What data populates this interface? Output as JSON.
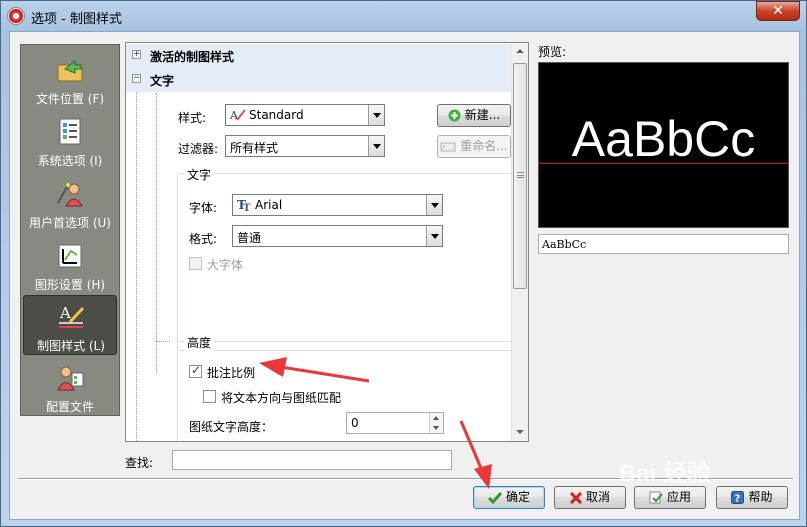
{
  "window": {
    "title": "选项 - 制图样式",
    "close_glyph": "✕"
  },
  "nav": {
    "items": [
      {
        "label": "文件位置 (F)",
        "icon": "folder-arrow-icon",
        "selected": false
      },
      {
        "label": "系统选项 (I)",
        "icon": "checklist-icon",
        "selected": false
      },
      {
        "label": "用户首选项 (U)",
        "icon": "user-wand-icon",
        "selected": false
      },
      {
        "label": "图形设置 (H)",
        "icon": "graphics-settings-icon",
        "selected": false
      },
      {
        "label": "制图样式 (L)",
        "icon": "drafting-style-icon",
        "selected": true
      },
      {
        "label": "配置文件",
        "icon": "profile-icon",
        "selected": false
      }
    ]
  },
  "panel": {
    "category_active": "激活的制图样式",
    "category_text": "文字",
    "style_label": "样式:",
    "style_value": "Standard",
    "new_button": "新建...",
    "filter_label": "过滤器:",
    "filter_value": "所有样式",
    "rename_button": "重命名...",
    "text_group_title": "文字",
    "font_label": "字体:",
    "font_value": "Arial",
    "format_label": "格式:",
    "format_value": "普通",
    "bigfont_label": "大字体",
    "height_group_title": "高度",
    "annotative_label": "批注比例",
    "annotative_checked": true,
    "match_orientation_label": "将文本方向与图纸匹配",
    "match_orientation_checked": false,
    "paper_height_label": "图纸文字高度：",
    "paper_height_value": "0"
  },
  "preview": {
    "label": "预览:",
    "sample_text": "AaBbCc",
    "field_value": "AaBbCc"
  },
  "find": {
    "label": "查找:",
    "value": ""
  },
  "buttons": {
    "ok": "确定",
    "cancel": "取消",
    "apply": "应用",
    "help": "帮助"
  },
  "watermark": "Bai 经验",
  "colors": {
    "accent_red": "#e8383a",
    "selected_nav": "#4b4d46",
    "category_bg": "#e4ecf7"
  }
}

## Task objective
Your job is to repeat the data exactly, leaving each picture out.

## Result of this task
What data populates this interface? Output as JSON.
{
  "window": {
    "title": "选项 - 制图样式",
    "close_glyph": "✕"
  },
  "nav": {
    "items": [
      {
        "label": "文件位置 (F)",
        "icon": "folder-arrow-icon",
        "selected": false
      },
      {
        "label": "系统选项 (I)",
        "icon": "checklist-icon",
        "selected": false
      },
      {
        "label": "用户首选项 (U)",
        "icon": "user-wand-icon",
        "selected": false
      },
      {
        "label": "图形设置 (H)",
        "icon": "graphics-settings-icon",
        "selected": false
      },
      {
        "label": "制图样式 (L)",
        "icon": "drafting-style-icon",
        "selected": true
      },
      {
        "label": "配置文件",
        "icon": "profile-icon",
        "selected": false
      }
    ]
  },
  "panel": {
    "category_active": "激活的制图样式",
    "category_text": "文字",
    "style_label": "样式:",
    "style_value": "Standard",
    "new_button": "新建...",
    "filter_label": "过滤器:",
    "filter_value": "所有样式",
    "rename_button": "重命名...",
    "text_group_title": "文字",
    "font_label": "字体:",
    "font_value": "Arial",
    "format_label": "格式:",
    "format_value": "普通",
    "bigfont_label": "大字体",
    "height_group_title": "高度",
    "annotative_label": "批注比例",
    "annotative_checked": true,
    "match_orientation_label": "将文本方向与图纸匹配",
    "match_orientation_checked": false,
    "paper_height_label": "图纸文字高度：",
    "paper_height_value": "0"
  },
  "preview": {
    "label": "预览:",
    "sample_text": "AaBbCc",
    "field_value": "AaBbCc"
  },
  "find": {
    "label": "查找:",
    "value": ""
  },
  "buttons": {
    "ok": "确定",
    "cancel": "取消",
    "apply": "应用",
    "help": "帮助"
  },
  "watermark": "Bai 经验",
  "colors": {
    "accent_red": "#e8383a",
    "selected_nav": "#4b4d46",
    "category_bg": "#e4ecf7"
  }
}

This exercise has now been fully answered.